▸ **TASK REQUIREMENTS**
Search the records below for the string "Alignment" and copy each line where it turns up.

▸ **RECORDS FOR THIS EXERCISE**
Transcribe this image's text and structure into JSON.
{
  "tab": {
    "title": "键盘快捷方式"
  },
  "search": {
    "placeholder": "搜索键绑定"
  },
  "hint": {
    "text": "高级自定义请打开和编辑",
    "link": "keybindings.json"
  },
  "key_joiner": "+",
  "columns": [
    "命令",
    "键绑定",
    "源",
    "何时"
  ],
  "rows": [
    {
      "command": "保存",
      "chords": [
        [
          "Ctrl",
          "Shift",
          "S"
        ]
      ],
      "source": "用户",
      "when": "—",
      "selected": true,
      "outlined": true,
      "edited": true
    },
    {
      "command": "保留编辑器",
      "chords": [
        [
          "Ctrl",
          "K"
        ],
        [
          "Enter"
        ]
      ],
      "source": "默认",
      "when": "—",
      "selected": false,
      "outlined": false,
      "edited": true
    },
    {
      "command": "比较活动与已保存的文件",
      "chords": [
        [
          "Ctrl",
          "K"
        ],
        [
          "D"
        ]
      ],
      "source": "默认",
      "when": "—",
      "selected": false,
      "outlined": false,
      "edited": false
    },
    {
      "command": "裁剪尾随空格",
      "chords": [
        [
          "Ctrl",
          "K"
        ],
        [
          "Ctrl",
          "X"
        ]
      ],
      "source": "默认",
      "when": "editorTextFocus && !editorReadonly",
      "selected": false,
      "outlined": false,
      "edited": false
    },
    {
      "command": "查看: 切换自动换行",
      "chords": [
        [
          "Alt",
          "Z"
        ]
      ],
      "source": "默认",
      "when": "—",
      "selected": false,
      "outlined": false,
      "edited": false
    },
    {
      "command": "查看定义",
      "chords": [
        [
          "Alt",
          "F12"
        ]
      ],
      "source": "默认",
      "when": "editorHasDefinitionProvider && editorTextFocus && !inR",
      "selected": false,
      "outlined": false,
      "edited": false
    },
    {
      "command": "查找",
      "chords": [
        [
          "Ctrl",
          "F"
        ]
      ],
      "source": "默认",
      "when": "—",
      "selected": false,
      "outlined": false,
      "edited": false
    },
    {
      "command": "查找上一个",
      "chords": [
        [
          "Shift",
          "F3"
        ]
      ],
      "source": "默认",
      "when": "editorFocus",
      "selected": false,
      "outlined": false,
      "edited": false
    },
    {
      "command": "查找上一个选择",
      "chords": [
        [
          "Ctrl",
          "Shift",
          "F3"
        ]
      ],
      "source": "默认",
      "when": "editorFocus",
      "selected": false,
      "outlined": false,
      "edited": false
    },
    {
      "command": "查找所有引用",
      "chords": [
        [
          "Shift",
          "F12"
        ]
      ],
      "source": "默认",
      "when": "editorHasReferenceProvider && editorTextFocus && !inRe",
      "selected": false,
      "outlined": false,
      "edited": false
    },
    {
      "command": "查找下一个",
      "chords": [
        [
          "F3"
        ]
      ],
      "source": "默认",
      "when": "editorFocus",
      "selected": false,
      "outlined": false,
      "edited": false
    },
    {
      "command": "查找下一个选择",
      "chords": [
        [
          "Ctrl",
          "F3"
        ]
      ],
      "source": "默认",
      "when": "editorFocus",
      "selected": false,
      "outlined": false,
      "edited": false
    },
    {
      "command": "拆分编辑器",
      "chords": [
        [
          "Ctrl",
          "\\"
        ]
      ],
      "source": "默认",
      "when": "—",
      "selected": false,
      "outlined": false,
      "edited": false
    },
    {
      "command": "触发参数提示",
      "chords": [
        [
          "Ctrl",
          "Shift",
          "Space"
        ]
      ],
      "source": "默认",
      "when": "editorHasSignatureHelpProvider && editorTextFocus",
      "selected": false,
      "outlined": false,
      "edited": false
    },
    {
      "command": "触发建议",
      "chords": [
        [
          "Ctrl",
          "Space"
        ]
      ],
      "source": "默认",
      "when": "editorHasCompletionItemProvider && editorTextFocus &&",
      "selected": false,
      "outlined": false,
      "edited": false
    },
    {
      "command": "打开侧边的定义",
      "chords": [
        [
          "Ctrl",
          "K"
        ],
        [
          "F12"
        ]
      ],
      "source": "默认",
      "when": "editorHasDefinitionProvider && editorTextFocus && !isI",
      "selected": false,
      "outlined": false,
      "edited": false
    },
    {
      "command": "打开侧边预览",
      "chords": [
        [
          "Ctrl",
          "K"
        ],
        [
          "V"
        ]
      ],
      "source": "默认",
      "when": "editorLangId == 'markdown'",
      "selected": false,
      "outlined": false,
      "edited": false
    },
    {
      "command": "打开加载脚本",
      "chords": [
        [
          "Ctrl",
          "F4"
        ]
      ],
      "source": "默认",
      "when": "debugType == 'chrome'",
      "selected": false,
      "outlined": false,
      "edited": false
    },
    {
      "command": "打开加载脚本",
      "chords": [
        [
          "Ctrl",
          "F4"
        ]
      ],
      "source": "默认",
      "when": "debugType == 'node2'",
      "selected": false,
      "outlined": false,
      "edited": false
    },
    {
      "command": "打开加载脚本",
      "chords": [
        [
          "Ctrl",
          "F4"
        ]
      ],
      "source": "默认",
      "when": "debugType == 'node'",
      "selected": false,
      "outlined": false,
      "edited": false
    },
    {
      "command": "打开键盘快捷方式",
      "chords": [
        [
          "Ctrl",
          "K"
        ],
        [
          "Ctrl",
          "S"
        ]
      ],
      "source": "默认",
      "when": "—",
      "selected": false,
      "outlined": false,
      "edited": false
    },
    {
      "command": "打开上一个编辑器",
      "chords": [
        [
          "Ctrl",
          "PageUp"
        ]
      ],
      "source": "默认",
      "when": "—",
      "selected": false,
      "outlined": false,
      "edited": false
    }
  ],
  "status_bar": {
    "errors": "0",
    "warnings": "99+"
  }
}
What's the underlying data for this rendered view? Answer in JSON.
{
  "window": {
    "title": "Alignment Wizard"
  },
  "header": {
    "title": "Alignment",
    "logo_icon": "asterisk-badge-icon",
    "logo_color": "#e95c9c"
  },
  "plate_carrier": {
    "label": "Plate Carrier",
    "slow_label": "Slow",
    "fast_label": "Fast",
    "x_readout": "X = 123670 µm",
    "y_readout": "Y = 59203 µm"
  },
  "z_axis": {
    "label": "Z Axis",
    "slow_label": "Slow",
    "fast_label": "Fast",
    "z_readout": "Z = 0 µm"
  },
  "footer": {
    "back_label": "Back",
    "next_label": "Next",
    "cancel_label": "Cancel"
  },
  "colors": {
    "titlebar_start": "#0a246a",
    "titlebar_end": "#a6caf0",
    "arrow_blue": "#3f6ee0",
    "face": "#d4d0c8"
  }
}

▸ **SOLUTION TO THIS PROBLEM**
    "title": "Alignment Wizard"
    "title": "Alignment",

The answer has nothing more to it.